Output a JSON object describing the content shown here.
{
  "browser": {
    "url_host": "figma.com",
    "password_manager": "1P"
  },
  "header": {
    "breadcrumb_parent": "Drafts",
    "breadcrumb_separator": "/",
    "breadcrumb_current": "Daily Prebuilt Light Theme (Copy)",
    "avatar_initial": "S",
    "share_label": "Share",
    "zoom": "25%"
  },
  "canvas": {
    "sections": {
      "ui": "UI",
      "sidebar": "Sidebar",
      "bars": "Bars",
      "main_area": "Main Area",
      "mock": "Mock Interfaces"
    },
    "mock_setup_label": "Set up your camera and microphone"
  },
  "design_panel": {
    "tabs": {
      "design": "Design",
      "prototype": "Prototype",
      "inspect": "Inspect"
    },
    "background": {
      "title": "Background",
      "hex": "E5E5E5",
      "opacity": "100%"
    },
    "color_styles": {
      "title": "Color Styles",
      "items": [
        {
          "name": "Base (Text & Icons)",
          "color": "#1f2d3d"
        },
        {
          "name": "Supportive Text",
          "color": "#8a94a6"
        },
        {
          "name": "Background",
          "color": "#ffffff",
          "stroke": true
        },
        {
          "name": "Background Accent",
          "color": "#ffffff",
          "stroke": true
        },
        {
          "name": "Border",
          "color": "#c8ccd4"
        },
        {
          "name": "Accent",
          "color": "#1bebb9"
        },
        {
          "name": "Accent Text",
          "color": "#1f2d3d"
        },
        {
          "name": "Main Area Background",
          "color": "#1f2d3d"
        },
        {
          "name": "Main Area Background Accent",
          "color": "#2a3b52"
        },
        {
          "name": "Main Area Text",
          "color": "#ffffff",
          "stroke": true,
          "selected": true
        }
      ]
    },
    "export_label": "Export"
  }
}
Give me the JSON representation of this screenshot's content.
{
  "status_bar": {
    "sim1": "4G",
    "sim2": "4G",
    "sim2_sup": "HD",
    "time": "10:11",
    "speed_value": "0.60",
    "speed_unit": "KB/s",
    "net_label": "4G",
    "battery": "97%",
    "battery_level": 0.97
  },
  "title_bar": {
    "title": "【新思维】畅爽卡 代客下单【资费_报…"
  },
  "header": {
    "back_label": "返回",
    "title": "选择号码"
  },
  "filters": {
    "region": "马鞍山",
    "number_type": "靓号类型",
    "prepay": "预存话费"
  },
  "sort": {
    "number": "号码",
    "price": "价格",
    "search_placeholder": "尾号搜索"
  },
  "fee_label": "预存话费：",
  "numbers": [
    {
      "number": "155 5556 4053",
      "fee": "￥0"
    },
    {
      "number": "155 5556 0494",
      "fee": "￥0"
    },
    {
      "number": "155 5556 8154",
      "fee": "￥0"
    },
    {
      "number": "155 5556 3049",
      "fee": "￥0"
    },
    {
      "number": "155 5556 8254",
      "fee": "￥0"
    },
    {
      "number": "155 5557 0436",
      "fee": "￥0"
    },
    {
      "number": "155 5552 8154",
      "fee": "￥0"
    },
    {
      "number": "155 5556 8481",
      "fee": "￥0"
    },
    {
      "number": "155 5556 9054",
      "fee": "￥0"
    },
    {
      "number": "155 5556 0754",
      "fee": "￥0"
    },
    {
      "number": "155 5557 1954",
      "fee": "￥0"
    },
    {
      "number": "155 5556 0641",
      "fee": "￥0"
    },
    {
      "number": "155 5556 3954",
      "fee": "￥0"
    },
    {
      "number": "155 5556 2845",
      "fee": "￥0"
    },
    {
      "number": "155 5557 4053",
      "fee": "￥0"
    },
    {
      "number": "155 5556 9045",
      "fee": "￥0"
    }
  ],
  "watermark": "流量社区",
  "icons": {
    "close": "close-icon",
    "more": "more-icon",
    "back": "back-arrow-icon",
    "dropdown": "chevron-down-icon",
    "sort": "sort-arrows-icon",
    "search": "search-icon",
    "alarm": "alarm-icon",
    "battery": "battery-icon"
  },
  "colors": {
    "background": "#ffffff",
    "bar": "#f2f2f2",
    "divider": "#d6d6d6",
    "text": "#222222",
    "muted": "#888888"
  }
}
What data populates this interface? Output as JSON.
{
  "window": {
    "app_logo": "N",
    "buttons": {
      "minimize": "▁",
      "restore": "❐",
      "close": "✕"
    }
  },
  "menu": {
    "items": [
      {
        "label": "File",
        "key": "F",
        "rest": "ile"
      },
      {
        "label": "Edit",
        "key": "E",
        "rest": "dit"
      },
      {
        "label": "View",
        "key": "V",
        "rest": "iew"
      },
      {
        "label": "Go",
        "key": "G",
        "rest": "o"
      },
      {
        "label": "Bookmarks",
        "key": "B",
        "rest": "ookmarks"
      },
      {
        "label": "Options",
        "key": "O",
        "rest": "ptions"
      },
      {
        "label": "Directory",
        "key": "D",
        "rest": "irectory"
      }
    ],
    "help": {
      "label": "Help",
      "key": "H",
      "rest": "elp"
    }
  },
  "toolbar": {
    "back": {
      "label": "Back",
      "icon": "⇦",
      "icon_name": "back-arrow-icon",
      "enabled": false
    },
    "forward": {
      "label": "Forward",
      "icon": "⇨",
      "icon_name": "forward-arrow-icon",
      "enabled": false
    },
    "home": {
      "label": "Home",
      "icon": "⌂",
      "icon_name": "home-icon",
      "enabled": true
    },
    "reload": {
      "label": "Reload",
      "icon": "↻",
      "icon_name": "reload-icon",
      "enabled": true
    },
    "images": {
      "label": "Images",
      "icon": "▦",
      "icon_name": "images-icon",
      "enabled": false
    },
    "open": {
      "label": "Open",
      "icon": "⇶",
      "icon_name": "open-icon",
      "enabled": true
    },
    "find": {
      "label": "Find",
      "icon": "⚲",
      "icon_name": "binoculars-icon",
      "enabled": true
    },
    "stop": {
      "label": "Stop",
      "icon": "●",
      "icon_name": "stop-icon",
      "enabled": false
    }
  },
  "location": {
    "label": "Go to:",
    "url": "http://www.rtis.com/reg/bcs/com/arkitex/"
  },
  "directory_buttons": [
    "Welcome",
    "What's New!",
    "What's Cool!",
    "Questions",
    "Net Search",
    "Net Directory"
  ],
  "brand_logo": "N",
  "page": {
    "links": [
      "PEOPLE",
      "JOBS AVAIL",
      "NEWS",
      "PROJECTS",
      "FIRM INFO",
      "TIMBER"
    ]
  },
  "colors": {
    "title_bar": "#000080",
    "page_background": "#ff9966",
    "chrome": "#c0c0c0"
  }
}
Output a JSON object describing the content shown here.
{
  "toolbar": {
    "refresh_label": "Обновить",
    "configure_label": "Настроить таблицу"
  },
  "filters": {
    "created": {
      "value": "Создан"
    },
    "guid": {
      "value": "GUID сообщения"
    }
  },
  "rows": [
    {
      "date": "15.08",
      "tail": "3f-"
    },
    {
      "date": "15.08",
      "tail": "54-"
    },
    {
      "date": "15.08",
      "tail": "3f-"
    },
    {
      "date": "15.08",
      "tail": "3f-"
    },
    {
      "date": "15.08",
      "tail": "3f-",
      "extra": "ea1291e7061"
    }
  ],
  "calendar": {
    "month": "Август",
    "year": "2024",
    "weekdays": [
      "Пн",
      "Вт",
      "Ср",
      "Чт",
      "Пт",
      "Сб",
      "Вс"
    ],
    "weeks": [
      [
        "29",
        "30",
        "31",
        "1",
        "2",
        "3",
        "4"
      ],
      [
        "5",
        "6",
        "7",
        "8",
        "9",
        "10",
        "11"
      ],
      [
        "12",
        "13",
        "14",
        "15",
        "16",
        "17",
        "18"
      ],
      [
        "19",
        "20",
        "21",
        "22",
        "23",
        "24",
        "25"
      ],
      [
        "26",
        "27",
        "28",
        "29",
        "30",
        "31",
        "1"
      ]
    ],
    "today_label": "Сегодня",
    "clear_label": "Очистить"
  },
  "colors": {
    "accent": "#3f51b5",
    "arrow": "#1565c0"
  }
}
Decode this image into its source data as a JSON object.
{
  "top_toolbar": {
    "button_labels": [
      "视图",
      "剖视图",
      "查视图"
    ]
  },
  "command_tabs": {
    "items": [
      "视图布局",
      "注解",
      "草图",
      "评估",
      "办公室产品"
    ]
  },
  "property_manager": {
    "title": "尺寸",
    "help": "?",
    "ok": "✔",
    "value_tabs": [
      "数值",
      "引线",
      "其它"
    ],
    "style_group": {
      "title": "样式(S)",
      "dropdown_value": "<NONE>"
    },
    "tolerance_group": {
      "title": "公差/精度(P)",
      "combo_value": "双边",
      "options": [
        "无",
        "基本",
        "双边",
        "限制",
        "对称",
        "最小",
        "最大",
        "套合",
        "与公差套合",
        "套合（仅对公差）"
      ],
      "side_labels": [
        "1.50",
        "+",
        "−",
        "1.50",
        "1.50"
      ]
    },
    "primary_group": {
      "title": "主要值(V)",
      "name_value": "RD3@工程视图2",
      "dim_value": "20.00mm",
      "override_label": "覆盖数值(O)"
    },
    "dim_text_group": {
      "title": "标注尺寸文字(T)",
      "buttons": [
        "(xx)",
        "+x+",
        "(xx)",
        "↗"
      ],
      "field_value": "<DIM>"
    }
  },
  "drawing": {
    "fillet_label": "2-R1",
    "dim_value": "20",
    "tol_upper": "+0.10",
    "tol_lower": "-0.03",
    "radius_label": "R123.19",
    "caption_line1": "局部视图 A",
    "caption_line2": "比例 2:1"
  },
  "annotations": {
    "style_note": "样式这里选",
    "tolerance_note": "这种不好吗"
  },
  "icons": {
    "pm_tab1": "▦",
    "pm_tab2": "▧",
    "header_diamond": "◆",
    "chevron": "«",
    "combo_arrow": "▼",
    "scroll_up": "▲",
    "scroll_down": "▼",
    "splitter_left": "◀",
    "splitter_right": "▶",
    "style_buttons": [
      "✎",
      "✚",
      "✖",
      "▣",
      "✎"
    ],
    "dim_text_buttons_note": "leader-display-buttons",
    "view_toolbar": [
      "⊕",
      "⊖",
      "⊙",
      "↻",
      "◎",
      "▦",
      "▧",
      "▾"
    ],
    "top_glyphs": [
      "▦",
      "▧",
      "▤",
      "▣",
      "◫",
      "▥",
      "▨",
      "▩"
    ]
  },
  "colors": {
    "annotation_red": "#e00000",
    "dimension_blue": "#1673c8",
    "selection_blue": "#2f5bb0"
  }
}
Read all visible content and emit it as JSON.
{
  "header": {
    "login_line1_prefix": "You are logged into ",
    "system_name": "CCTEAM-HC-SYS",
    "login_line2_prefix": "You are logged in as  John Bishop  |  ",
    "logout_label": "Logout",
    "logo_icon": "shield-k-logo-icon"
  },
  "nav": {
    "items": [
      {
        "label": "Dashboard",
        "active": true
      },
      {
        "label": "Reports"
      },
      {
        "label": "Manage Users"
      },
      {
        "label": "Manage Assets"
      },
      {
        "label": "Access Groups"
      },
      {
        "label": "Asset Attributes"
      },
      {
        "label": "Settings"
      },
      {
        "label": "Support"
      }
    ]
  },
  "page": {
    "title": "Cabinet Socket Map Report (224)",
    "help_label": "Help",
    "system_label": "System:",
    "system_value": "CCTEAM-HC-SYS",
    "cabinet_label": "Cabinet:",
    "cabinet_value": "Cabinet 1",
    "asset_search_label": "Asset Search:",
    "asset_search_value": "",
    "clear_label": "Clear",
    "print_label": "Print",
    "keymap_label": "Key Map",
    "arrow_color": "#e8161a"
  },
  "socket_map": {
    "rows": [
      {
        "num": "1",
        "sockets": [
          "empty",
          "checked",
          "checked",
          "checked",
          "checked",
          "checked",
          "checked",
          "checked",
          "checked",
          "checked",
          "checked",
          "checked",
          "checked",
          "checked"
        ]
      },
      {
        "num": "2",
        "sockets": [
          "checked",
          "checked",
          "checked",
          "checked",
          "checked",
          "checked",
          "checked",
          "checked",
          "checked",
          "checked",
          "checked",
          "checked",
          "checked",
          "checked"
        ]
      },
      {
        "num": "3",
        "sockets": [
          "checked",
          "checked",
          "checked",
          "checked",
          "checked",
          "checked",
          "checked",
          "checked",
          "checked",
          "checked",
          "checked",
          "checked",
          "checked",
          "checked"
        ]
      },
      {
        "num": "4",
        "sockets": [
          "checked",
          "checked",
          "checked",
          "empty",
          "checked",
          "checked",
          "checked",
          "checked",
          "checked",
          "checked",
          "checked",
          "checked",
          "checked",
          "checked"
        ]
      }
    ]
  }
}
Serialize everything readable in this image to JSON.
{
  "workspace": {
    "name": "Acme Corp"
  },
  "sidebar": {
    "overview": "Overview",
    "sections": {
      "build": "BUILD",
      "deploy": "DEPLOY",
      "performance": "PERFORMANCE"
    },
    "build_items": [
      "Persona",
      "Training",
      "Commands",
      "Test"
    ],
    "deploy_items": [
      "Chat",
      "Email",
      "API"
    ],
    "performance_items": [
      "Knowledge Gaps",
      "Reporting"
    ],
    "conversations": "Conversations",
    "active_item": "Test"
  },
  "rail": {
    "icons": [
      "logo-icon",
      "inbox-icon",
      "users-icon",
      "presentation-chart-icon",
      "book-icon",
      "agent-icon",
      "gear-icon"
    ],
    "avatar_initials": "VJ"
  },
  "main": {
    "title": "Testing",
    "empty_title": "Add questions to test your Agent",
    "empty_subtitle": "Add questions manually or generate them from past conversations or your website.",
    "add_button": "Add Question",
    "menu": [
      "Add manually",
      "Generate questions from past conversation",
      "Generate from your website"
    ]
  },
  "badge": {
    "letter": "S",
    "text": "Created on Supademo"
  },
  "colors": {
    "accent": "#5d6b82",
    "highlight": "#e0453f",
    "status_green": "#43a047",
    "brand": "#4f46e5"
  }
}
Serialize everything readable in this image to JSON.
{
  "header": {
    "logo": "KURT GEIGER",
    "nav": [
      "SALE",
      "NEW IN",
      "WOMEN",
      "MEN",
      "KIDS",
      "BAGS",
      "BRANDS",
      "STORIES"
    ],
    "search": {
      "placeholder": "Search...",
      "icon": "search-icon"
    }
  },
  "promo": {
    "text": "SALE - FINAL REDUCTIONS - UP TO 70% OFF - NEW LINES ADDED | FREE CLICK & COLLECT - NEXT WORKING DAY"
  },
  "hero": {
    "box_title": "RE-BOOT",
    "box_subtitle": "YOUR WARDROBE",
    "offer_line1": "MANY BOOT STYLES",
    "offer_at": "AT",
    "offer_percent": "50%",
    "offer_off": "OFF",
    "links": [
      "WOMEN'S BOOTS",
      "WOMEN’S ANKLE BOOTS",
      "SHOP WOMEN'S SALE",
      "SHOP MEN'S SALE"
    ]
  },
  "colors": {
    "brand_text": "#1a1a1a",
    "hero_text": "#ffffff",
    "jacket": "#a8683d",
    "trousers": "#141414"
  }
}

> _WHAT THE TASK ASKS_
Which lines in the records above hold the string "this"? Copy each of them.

> _RESULT BELOW_
Give me the JSON representation of this screenshot's content.
What data populates this interface? Output as JSON.
Decode this image into its source data as a JSON object.
Serialize everything readable in this image to JSON.
Serialize everything readable in this image to JSON.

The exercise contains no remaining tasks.